The teaching of chemistry at Dalhousie University was introduced in 1842 by Professor James MacIntosh, although Professor George Lawson, the first professor of chemistry (who was either the first or second chemistry professor in Canada) was not appointed until 1863. Lawson taught at the old Dalhousie College on the Grand Parade until chemistry moved to the Forrest Building in 1888. He taught chemistry and botany at Dalhousie for 32 years.
Construction of the science building (the present chemistry building) began in 1912, and was occupied by chemistry, physics, geology and engineering in 1915. This building could tell many a tale: for example, the building suffered extensive damage from the Halifax Explosion in 1917.
Other disciplines had moved out of the science building earlier, and in 1960, physics moved to the Dunn Building, leaving chemistry in the present building. During 1964-65, a link between the west-end of this building and the Macdonald Library was constructed. During later years, chemistry facilities were also located in the Life Sciences Centre, the Dunn Building and a house on University Avenue.
In 1985, a $9.8 million extension and renovation of the Chemistry Building began. The first phase was the addition of 2,000 metres (20,000 square feet) of well-equipped, new undergraduate laboratories (the Podium) on the north side of the building. This facility was opened in October 1988, providing among the most modern undergraduate chemistry laboratories in North America. This addition freed up room for the second, and somewhat more difficult task — the renovation of existing space to provide modern research laboratories housing all Dalhousie Chemistry facilities (with the exception of SLOWPOKE) in a modern building with traditional charm.
The first honours graduate in chemistry at Dalhousie was Ebenezer MacKay, who graduated in 1886 with first-class honours in experimental physics and chemistry. He returned to Dalhousie in 1896 with a PhD from Johns Hopkins University to become the second professor of chemistry following the death of Professor Lawson in 1895.
The first postgraduate degree was a Master of Arts degree conferred upon James Forrest in 1871 for a thesis entitled "The Science of Chemistry, Its History and Progress." Eleven other Dalhousie BA graduates received MA degrees between 1871 and 1934. In 1904, the first Master of Science degree was awarded to W.H. Ross but research in chemistry did not flourish until a few years after the arrival of Carl C. Coffin in 1930. In the Proceedings of the Royal Society of Canada, E.W.R. Steacie wrote in 1954 following Coffin's premature death, "Coffin had a great influence on the development of Canadian chemistry, and in particular on the development of scientific research at Dalhousie. In recognition of his attainment, he was elected a member of the Royal Society of Canada in 1935 at the early age of 32."

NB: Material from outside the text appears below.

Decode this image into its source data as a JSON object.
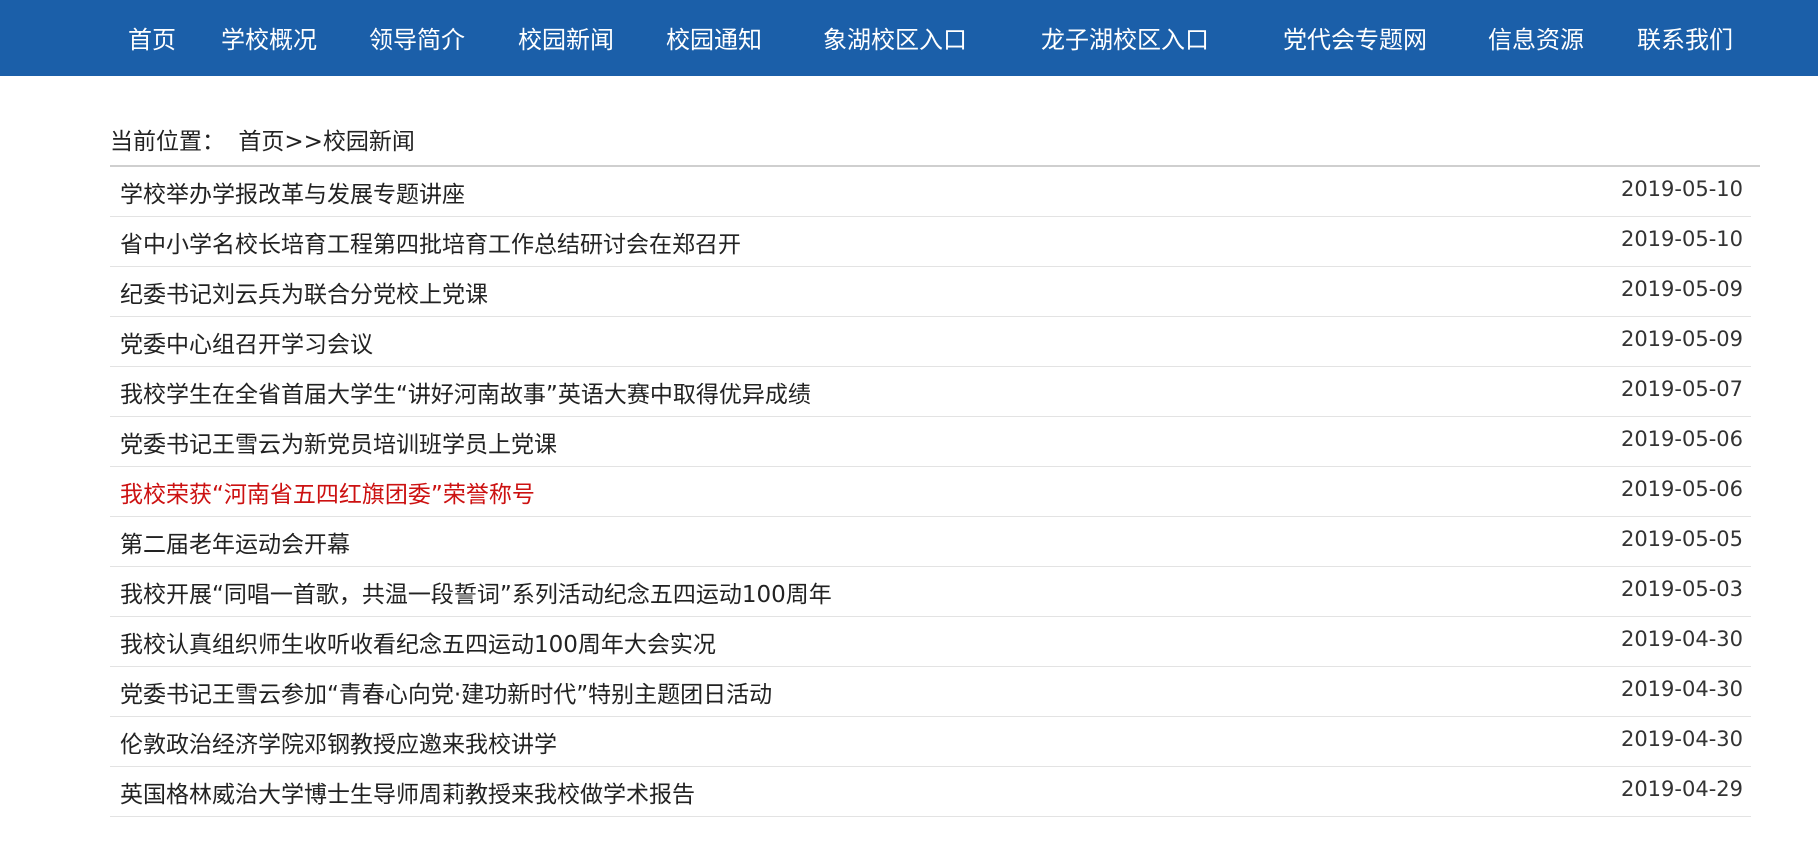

When the Department of Chemistry received approval to start a PhD program in 1960, the number of accepted MSc theses was only 62 after more than a half century. The first PhD in chemistry was conferred upon St. John H. Blakeley in 1964. Approximately 500 alumni have received their MSc and PhD degrees from the department. This number continues to increase by about 15 each year.